Your task:
Only lines containing the word "Windows" belong in the answer; copy each one from the records.

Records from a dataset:
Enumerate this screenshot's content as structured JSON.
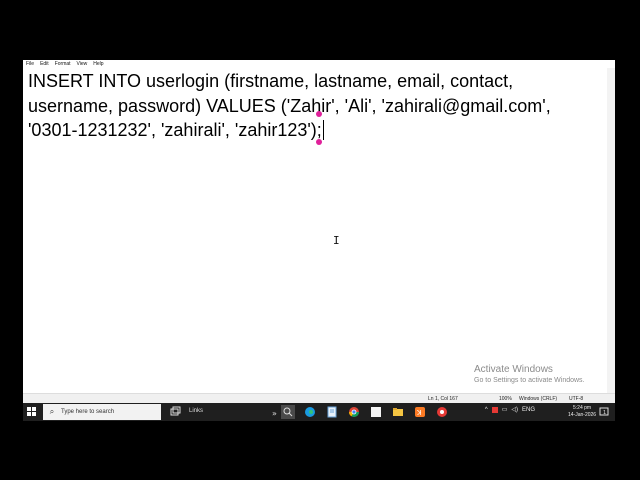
{
  "menu": [
    "File",
    "Edit",
    "Format",
    "View",
    "Help"
  ],
  "editor": {
    "lines": [
      "INSERT INTO userlogin (firstname, lastname, email, contact,",
      "username, password) VALUES ('Zahir', 'Ali', 'zahirali@gmail.com',",
      "'0301-1231232', 'zahirali', 'zahir123');"
    ]
  },
  "status": {
    "position": "Ln 1, Col 167",
    "zoom": "100%",
    "line_ending": "Windows (CRLF)",
    "encoding": "UTF-8"
  },
  "activate": {
    "title": "Activate Windows",
    "subtitle": "Go to Settings to activate Windows."
  },
  "taskbar": {
    "search_placeholder": "Type here to search",
    "links_label": "Links",
    "tray_lang": "ENG",
    "time": "5:24 pm",
    "date": "14-Jan-2026"
  },
  "colors": {
    "selection_handle": "#e0209a",
    "taskbar": "#1f1f1f"
  }
}
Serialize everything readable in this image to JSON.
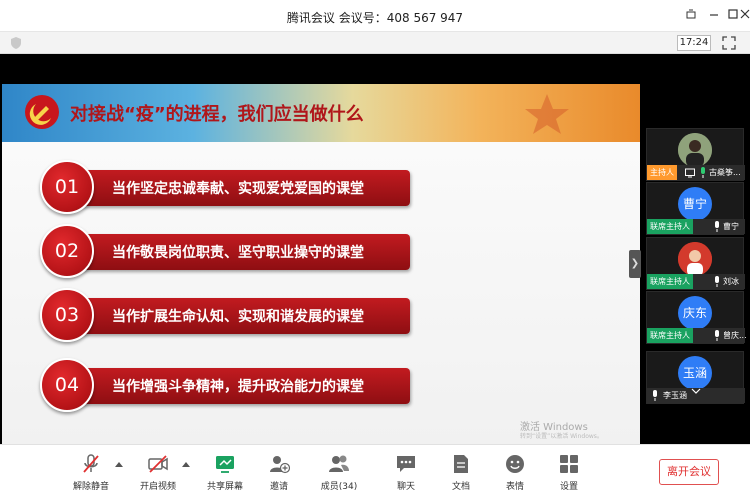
{
  "window": {
    "title": "腾讯会议  会议号：408 567 947"
  },
  "infobar": {
    "time": "17:24"
  },
  "slide": {
    "heading": "对接战“疫”的进程，我们应当做什么",
    "items": [
      {
        "num": "01",
        "text": "当作坚定忠诚奉献、实现爱党爱国的课堂"
      },
      {
        "num": "02",
        "text": "当作敬畏岗位职责、坚守职业操守的课堂"
      },
      {
        "num": "03",
        "text": "当作扩展生命认知、实现和谐发展的课堂"
      },
      {
        "num": "04",
        "text": "当作增强斗争精神，提升政治能力的课堂"
      }
    ],
    "watermark": {
      "line1": "激活 Windows",
      "line2": "转到“设置”以激活 Windows。"
    }
  },
  "participants": [
    {
      "avatar_text": "",
      "role": "主持人",
      "name": "古燊筝...",
      "avatar_color": "#7a8f6a",
      "sharing": true
    },
    {
      "avatar_text": "曹宁",
      "role": "联席主持人",
      "name": "曹宁",
      "avatar_color": "#2f7df6"
    },
    {
      "avatar_text": "",
      "role": "联席主持人",
      "name": "刘冰",
      "avatar_color": "#d33a2c"
    },
    {
      "avatar_text": "庆东",
      "role": "联席主持人",
      "name": "曾庆...",
      "avatar_color": "#2f7df6"
    },
    {
      "avatar_text": "玉涵",
      "role": "",
      "name": "李玉涵",
      "avatar_color": "#2f7df6"
    }
  ],
  "toolbar": {
    "unmute": "解除静音",
    "video": "开启视频",
    "share": "共享屏幕",
    "invite": "邀请",
    "members": "成员(34)",
    "chat": "聊天",
    "docs": "文档",
    "emoji": "表情",
    "settings": "设置",
    "leave": "离开会议"
  },
  "colors": {
    "accent_green": "#1aa260",
    "host_orange": "#ff9a2e",
    "slide_red": "#b51317",
    "leave_red": "#e03030"
  }
}
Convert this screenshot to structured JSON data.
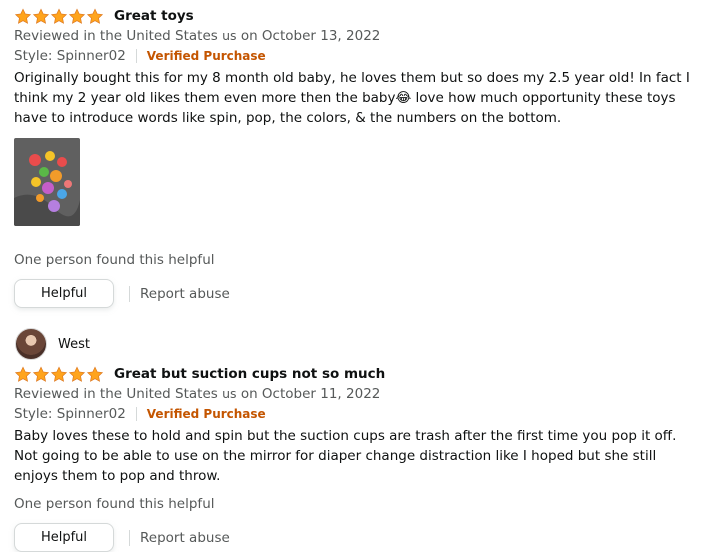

Result:
    "line_ending": "Windows (CRLF)",
    "title": "Activate Windows",
    "subtitle": "Go to Settings to activate Windows."
      "line1": "激活 Windows",
      "line2": "转到“设置”以激活 Windows。"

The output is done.